Work instruction: Look for the word "name" in the entries and copy every line where it shows up.

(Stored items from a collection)
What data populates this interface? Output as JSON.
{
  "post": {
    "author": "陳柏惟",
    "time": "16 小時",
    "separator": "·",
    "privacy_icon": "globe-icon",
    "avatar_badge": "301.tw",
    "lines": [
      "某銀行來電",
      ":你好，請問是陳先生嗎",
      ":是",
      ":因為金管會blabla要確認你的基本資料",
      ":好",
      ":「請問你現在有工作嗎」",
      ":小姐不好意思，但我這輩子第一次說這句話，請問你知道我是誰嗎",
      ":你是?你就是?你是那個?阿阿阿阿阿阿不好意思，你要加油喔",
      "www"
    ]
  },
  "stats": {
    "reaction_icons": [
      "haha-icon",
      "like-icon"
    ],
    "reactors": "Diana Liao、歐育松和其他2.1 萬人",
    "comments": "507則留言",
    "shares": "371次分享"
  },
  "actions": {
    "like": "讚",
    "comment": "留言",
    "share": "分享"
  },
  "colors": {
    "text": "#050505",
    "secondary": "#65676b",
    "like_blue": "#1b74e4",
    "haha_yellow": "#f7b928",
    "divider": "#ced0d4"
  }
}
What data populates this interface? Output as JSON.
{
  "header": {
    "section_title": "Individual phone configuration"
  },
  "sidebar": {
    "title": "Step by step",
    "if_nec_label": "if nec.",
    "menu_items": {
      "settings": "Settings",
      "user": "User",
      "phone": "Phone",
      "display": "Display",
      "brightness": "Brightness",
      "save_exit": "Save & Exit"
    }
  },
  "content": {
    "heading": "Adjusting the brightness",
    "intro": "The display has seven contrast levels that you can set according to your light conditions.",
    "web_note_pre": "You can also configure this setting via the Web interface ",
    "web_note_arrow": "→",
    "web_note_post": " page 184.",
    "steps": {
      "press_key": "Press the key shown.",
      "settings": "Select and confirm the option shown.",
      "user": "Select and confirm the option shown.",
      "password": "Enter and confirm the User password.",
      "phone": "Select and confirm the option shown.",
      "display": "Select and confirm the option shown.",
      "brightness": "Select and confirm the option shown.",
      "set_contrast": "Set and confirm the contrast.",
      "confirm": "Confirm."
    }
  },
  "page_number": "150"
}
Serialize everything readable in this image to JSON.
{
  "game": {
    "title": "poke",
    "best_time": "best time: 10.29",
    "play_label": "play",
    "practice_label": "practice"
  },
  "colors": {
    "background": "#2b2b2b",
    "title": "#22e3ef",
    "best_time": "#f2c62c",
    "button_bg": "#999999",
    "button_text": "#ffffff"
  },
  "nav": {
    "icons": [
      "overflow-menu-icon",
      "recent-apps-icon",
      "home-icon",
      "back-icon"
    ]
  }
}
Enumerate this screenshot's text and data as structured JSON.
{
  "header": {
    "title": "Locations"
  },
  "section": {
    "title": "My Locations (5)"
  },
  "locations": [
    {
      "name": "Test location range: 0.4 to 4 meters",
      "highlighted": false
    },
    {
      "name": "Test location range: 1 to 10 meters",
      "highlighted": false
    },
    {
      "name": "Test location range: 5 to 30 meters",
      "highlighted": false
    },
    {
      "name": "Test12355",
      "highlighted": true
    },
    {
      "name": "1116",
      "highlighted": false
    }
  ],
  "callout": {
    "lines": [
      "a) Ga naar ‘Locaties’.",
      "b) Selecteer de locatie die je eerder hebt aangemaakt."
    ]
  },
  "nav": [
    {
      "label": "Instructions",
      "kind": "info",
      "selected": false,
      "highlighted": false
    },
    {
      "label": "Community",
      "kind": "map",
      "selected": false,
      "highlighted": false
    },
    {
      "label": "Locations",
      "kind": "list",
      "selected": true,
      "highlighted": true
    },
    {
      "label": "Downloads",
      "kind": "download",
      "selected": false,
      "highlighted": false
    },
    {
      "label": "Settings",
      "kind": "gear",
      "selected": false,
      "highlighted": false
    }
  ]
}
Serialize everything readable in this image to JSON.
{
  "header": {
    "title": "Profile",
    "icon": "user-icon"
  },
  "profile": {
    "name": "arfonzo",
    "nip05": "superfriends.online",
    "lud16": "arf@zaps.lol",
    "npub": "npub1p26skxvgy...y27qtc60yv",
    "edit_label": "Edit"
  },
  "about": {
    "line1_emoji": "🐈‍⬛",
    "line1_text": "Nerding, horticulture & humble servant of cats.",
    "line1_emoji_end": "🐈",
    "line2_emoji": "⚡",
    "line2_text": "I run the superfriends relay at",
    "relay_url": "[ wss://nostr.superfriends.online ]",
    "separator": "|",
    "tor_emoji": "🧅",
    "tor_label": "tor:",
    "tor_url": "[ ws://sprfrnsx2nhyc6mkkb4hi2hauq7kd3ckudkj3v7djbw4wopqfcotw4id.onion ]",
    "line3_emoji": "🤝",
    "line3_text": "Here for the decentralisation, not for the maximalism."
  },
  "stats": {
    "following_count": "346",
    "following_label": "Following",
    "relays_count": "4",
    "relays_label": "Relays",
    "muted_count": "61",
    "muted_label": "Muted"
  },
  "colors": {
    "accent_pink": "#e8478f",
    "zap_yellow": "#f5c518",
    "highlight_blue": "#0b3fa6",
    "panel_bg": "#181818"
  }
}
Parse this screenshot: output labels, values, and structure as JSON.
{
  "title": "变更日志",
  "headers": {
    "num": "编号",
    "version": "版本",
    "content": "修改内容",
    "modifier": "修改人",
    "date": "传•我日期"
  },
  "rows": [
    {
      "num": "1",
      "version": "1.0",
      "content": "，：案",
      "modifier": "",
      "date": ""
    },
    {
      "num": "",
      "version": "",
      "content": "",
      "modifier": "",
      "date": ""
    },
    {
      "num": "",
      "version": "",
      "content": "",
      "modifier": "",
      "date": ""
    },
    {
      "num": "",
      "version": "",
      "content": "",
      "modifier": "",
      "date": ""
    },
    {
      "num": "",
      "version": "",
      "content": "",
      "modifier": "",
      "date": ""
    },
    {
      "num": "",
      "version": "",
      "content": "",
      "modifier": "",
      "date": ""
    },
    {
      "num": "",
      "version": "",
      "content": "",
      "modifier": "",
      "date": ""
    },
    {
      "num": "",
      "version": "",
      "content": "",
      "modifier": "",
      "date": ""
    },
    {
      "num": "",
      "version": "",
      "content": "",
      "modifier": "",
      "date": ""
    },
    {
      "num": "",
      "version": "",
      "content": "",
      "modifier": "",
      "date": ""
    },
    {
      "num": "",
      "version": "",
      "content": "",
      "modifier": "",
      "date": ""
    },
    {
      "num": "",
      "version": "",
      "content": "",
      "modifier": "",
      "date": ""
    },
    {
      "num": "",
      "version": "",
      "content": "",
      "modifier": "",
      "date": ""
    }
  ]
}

Output of the task:
      "name": "Test location range: 0.4 to 4 meters",
      "name": "Test location range: 1 to 10 meters",
      "name": "Test location range: 5 to 30 meters",
      "name": "Test12355",
      "name": "1116",
    "name": "arfonzo",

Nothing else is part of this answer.